At the start of his campaign, Republican nominee Donald Trump called Mexican immigrants “rapists” and declared unwavering support for building a border wall. In a city where half of public school students are Hispanic or Latino, UNLV is similarly situated, with white students accounting for just 35 percent of the school’s enrollment (white students at Hofstra represent nearly 60 percent).
With a large number of first-generation and nontraditional students who often hold jobs while going to school, UNLV is also more economically diverse, reflecting the widening income inequality that has become its own topic on the campaign trail.
These demographic realities are reflected in the topics for Wednesday’s debate, which were announced earlier this week. Chief among them: entitlements, the economy and immigration. That last one is particularly important at UNLV, where 5 percent of students are nonresident aliens and a large number are undocumented.
“I think it’s quite fitting to have the final debate here,” said Reiber. “Our region is highly influential.”
The preparation for the debate tells its own story. Red, white and blue banners draped over balconies and debate posters pasted on every available surface underline the fact that UNLV stands to gain more than just bragging rights over its northern rival in Reno.
For an estimated $8 million in setup costs, it stands to receive more than $50 million in free marketing, according to the university and its partner, the Las Vegas Convention and Visitors Authority.
The last time a media spotlight of this magnitude shone on the university could very well be the school’s renowned NCAA Tournament run, when the Runnin’ Rebels basketball team won the national championship in 1990.
As such, campus officials have pulled out all the stops, wrangling professors to field calls from reporters, raising an army of student volunteers to run the headache-inducing logistics and setting aside pockets of campus for the inevitable media swarm. CNN will broadcast live from a lawn near the engineering college, while Bloomberg will set up shop on the second floor of the Student Union. MSNBC got arguably the best real estate: An amphitheater on the busiest stretch of campus.
Students themselves have become an integral theme of the event. UNLV is offering a handful of debate-themed classes this semester as well as an essay contest for middle and high schoolers. The prize: a UNLV scholarship.
For those UNLV students who don't win a ticket to the debate in a university-run lottery, a number of watch parties are set to take place all over campus.

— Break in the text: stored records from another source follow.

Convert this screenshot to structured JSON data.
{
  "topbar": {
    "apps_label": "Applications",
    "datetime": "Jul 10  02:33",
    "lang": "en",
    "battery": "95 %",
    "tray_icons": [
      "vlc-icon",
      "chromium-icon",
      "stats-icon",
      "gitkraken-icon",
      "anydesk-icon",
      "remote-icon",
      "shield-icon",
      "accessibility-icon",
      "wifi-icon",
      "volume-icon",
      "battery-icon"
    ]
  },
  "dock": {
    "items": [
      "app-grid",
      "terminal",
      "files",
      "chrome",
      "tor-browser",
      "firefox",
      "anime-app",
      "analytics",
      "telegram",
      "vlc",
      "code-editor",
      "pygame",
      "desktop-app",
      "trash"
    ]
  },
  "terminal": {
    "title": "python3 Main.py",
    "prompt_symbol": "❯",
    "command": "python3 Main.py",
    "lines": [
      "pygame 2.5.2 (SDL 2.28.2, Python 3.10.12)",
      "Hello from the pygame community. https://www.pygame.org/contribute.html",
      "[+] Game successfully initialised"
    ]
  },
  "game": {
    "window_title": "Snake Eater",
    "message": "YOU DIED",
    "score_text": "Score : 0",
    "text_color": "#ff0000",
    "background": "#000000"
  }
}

“Our focus is on students and making this a student-centered event,” said Juanita Fain, vice president of student affairs.
But just like the outcome of the debate itself, the full impact of UNLV’s hosting will be better appreciated in retrospect.

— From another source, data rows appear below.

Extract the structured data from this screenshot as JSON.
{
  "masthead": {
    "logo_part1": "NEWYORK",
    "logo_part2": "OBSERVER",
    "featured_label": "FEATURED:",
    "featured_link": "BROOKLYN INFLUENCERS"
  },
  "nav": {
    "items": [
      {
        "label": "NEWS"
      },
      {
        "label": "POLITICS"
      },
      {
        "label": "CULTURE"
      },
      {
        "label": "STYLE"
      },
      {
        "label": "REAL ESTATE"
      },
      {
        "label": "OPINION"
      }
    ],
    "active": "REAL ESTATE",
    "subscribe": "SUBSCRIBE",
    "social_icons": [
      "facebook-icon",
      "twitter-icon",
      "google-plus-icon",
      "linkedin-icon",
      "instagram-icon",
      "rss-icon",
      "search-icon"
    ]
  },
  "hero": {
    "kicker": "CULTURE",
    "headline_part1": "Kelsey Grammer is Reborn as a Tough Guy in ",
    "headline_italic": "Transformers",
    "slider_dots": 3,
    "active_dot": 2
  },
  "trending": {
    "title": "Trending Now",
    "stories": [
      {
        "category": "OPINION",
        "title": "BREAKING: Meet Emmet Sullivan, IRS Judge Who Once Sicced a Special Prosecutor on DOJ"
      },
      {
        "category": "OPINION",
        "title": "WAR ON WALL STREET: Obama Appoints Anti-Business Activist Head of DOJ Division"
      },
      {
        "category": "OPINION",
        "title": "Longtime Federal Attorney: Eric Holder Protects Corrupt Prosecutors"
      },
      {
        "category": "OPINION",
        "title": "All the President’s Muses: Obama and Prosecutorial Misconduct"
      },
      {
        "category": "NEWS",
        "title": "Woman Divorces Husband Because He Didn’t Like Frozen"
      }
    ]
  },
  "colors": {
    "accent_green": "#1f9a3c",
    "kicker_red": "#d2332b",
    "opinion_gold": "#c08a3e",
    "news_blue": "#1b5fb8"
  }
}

The university has for years been on a self-propelled trajectory toward what it calls the “Top Tier” of higher-education institutions throughout the country — that is, research-focused and internationally recognized; a first choice rather than a fallback. Ultimately, a successful debate could translate to more than just publicity; it has the potential to put students in seats.
Asked what he hopes an international audience of 80 million people will learn about UNLV from the debate, Reiber jerks his thumb toward the banner with UNLV’s slogan, “Different. Daring. Diverse.”
“That’s the take-home message right there,” he said.